:: Material for this exercise
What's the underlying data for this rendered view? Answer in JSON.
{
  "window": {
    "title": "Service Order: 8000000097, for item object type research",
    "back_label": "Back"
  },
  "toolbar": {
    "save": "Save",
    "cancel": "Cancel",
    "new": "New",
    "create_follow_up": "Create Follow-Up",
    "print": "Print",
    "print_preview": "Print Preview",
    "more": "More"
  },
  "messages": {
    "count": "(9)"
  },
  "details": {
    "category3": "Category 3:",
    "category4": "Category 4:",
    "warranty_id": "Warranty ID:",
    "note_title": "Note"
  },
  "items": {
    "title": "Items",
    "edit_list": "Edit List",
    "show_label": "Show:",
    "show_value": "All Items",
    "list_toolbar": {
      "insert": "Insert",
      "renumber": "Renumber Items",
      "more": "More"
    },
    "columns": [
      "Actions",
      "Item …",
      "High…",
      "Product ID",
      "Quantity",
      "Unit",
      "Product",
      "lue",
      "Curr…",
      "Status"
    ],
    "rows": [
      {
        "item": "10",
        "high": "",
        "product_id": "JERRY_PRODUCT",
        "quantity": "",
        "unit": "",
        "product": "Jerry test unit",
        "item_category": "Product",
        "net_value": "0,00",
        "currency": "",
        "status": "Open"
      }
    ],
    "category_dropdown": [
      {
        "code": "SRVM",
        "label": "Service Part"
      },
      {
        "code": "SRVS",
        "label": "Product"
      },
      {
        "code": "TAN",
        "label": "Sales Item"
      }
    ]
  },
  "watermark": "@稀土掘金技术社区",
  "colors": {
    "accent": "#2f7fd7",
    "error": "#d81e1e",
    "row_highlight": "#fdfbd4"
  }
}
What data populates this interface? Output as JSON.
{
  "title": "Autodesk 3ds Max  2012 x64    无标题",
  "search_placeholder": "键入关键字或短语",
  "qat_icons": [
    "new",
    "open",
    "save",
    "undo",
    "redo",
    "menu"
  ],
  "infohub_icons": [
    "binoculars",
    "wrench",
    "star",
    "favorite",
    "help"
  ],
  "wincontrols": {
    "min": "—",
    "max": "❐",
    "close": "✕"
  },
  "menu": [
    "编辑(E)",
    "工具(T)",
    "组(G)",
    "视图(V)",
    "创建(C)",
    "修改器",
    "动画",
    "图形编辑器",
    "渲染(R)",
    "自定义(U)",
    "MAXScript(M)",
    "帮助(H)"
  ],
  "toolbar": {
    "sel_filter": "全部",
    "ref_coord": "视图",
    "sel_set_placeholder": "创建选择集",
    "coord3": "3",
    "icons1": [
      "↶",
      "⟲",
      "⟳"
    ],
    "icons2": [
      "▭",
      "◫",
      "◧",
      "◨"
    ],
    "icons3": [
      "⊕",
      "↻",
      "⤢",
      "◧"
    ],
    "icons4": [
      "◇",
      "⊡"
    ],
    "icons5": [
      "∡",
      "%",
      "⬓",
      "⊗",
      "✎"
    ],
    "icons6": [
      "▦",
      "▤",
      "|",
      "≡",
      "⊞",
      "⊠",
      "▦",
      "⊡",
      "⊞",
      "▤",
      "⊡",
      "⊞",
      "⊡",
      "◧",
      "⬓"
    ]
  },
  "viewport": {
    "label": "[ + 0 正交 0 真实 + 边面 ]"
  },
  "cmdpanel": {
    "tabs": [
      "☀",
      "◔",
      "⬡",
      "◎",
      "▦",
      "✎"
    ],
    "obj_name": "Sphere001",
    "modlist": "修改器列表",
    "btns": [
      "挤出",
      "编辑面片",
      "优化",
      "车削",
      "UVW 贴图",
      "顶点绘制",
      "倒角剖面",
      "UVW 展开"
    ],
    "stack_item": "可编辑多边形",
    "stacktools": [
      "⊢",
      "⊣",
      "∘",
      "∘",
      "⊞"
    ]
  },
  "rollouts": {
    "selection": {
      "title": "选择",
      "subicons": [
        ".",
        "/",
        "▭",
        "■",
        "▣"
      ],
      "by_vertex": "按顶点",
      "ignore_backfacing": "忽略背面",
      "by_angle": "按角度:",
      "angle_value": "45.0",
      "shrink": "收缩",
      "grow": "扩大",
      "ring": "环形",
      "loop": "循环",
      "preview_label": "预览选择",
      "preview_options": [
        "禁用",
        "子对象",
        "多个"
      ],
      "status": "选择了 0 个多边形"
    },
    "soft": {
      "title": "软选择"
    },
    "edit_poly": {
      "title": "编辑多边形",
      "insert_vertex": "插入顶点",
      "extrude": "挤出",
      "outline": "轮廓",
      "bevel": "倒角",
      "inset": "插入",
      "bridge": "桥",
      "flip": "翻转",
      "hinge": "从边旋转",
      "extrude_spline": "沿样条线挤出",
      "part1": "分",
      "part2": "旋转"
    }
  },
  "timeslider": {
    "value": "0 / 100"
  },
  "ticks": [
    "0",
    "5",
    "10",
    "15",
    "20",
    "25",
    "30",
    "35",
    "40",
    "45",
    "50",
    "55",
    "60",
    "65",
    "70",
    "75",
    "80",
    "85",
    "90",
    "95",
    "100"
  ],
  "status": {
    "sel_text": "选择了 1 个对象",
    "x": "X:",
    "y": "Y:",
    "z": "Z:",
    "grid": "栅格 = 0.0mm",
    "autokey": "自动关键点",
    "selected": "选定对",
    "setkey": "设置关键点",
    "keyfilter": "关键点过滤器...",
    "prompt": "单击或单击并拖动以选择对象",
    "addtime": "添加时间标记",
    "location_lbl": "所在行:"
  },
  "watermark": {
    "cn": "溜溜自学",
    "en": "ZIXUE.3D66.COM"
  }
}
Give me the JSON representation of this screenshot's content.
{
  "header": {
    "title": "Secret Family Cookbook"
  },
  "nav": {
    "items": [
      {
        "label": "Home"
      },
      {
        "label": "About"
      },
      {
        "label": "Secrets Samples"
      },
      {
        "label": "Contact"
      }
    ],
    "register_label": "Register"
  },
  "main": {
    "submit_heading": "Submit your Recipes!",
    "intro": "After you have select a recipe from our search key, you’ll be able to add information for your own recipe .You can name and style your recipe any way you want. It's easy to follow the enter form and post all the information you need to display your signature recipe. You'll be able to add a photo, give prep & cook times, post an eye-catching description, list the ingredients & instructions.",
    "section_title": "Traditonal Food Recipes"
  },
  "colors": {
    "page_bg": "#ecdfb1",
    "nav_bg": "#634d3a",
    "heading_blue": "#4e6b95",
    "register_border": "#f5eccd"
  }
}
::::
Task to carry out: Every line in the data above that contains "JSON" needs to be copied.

Finished task:
What's the underlying data for this rendered view? Answer in JSON.
What data populates this interface? Output as JSON.
Give me the JSON representation of this screenshot's content.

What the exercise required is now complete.